## Task prompt
Scan the entries for lines with the word "Subreddits", then copy those lines.

(Data records for software interfaces)
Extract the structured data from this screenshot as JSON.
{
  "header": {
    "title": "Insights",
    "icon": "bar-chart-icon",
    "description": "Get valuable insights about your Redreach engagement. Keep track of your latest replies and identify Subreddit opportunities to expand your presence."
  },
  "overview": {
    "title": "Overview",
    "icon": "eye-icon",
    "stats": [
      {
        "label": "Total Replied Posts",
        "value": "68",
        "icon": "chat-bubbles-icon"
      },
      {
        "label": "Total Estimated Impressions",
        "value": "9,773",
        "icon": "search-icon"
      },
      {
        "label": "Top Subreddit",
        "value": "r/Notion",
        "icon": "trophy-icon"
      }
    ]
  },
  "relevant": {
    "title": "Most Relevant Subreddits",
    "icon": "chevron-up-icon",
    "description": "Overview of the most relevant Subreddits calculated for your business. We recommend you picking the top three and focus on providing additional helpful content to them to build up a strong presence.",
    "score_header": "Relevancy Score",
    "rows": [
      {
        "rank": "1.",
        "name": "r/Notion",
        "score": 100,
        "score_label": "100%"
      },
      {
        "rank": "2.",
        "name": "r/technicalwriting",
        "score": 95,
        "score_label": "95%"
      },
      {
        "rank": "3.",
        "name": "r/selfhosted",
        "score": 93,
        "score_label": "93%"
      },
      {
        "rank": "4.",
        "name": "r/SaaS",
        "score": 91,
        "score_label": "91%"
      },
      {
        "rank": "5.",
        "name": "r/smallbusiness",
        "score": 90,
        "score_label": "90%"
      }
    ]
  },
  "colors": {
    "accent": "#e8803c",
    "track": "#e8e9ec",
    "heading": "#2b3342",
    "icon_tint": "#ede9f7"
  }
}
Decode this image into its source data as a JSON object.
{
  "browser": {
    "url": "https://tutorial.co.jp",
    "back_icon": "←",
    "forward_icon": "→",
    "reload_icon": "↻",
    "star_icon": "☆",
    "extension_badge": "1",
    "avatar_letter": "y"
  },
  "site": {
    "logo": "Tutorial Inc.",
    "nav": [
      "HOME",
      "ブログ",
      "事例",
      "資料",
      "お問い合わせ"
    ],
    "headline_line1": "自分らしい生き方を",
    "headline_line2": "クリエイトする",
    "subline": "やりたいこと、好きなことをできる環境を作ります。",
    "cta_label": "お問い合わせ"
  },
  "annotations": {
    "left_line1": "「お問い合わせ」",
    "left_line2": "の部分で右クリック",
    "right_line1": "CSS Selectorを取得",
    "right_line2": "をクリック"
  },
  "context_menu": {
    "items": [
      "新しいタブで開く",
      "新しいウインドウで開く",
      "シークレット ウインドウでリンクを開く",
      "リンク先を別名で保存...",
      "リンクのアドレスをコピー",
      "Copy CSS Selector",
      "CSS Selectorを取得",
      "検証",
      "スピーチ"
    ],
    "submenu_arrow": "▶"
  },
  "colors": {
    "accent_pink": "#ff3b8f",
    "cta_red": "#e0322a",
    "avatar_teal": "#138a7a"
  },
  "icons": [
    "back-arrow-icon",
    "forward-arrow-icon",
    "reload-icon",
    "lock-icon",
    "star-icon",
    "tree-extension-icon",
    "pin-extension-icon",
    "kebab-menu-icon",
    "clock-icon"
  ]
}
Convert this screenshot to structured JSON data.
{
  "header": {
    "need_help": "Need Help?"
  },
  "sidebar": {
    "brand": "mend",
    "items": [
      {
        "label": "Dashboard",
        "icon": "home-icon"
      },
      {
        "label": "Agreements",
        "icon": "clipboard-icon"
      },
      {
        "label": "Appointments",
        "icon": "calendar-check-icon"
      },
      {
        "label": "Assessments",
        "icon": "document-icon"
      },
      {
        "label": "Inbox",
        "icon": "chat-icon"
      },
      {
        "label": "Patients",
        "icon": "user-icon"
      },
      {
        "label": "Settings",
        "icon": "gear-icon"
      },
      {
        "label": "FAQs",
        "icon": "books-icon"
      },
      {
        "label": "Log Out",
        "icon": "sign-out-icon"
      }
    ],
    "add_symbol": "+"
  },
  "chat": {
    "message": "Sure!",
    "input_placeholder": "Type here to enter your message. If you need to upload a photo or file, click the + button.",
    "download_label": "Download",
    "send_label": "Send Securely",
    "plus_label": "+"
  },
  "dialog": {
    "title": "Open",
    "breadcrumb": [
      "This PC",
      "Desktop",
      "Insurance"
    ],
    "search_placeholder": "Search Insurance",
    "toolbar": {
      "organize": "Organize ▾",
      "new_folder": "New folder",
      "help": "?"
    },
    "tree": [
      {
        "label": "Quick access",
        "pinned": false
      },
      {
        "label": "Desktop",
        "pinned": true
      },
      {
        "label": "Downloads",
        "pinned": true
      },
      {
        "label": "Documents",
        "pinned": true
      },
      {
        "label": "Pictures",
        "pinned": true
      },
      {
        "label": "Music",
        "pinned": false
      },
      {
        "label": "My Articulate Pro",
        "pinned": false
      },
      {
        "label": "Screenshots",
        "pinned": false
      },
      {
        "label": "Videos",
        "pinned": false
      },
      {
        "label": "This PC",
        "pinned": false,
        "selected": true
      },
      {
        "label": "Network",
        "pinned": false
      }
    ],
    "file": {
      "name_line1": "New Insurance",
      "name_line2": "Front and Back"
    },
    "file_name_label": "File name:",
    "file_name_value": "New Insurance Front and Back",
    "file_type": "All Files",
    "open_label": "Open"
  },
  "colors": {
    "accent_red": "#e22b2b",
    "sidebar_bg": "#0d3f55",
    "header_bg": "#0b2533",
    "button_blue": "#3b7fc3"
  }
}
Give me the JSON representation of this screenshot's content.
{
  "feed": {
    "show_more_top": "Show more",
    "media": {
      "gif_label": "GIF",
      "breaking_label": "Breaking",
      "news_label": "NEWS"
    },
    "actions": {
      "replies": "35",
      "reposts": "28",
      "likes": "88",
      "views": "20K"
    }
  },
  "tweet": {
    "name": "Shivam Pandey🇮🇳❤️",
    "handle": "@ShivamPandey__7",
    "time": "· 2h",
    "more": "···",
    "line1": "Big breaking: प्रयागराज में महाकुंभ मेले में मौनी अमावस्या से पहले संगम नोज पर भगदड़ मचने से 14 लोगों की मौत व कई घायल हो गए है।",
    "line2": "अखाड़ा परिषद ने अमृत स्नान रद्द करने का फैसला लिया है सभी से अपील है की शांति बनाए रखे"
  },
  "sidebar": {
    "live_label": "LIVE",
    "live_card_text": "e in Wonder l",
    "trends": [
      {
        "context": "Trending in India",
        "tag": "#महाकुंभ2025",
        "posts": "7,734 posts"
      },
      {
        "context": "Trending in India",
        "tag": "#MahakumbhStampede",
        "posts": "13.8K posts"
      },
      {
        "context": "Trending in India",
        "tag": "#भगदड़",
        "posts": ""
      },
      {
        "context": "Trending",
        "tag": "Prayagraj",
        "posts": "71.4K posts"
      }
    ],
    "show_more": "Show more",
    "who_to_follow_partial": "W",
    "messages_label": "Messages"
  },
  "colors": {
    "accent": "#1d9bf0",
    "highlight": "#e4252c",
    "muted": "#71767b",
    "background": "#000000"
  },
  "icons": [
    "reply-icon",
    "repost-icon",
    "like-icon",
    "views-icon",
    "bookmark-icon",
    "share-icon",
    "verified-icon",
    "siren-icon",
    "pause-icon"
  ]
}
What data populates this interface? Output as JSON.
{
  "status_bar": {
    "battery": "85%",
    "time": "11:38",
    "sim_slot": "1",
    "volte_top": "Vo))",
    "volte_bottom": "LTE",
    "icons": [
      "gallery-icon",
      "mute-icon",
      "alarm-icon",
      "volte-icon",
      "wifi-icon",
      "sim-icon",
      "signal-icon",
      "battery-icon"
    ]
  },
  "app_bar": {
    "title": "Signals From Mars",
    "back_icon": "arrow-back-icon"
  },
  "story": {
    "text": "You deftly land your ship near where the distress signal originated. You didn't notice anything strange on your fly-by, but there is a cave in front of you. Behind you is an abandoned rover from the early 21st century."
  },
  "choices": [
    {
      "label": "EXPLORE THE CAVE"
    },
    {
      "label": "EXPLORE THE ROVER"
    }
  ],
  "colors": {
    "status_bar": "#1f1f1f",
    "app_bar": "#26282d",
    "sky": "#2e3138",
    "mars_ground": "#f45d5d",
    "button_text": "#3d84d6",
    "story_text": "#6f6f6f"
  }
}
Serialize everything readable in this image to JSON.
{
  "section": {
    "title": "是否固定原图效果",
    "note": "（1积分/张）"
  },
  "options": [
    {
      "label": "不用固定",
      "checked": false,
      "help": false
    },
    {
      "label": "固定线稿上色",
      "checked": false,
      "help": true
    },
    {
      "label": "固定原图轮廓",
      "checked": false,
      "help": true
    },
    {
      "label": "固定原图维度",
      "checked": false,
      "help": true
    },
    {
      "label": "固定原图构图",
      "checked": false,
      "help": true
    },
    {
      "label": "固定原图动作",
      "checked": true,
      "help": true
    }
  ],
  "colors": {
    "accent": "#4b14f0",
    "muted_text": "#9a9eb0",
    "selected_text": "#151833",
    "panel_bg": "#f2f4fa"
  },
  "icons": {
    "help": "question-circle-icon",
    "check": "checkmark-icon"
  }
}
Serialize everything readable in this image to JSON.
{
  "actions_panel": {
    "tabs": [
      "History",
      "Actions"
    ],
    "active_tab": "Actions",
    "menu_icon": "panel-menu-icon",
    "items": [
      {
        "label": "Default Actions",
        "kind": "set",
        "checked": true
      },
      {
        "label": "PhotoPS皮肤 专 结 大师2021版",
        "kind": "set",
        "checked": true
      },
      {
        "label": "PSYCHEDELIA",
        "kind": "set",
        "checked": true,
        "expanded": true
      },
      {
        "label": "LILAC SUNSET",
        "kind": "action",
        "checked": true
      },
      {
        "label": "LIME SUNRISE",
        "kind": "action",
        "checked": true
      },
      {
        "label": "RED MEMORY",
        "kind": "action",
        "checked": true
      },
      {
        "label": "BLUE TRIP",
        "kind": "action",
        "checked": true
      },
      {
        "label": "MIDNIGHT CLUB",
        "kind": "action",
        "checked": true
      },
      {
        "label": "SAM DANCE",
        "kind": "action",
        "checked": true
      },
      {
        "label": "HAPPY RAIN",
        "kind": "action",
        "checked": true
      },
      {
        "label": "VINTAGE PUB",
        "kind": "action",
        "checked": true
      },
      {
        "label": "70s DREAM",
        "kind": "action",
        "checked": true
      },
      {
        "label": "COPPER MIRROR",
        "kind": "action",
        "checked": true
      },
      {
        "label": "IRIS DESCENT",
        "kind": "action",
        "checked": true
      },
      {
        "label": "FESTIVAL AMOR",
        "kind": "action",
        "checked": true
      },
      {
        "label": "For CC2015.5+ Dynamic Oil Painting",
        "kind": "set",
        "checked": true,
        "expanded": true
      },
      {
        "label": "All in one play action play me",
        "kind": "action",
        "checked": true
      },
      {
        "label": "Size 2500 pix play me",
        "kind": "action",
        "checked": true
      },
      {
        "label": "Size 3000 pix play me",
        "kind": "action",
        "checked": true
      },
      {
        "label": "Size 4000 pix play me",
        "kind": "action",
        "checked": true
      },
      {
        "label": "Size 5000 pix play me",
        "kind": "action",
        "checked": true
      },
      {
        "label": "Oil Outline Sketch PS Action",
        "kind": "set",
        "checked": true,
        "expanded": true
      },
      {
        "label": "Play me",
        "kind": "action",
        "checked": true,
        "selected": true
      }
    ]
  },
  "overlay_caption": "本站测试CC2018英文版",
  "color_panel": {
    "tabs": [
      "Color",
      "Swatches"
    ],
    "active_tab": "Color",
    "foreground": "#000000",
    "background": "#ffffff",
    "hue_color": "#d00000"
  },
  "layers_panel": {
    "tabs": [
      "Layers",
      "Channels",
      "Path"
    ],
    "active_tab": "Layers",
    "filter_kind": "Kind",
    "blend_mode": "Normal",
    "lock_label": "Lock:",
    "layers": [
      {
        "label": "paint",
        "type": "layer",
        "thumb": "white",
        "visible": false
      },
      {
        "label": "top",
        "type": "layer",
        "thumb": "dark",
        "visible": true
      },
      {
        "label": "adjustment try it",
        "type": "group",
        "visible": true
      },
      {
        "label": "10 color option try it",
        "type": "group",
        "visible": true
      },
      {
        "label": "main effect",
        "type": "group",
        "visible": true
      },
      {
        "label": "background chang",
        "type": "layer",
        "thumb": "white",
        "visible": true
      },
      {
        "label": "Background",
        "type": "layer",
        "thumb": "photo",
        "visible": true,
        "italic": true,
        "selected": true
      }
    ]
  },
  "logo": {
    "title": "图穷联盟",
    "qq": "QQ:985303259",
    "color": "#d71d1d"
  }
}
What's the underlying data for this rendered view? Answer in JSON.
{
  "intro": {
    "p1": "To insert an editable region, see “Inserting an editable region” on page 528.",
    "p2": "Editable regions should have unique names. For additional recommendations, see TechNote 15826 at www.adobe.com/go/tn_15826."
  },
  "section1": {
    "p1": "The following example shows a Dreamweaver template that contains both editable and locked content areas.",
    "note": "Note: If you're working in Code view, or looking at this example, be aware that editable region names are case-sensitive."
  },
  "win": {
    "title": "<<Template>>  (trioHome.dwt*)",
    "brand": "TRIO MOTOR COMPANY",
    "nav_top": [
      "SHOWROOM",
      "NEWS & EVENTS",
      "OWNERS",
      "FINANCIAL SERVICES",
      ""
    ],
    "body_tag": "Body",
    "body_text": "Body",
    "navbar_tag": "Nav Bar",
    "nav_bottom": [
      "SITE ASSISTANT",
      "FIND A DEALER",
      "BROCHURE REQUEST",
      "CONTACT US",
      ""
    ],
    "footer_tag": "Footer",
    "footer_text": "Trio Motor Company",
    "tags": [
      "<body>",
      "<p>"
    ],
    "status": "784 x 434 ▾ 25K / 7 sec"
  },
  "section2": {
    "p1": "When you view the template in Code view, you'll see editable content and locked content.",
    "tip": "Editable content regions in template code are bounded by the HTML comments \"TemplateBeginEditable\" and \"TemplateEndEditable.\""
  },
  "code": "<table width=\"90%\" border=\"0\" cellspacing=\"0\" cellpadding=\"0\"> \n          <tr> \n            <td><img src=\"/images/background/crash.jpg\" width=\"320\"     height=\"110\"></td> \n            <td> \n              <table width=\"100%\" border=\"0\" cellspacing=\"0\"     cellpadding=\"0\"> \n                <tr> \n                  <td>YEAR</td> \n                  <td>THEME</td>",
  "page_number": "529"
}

## Solution to this task
    "title": "Most Relevant Subreddits",
    "description": "Overview of the most relevant Subreddits calculated for your business. We recommend you picking the top three and focus on providing additional helpful content to them to build up a strong presence.",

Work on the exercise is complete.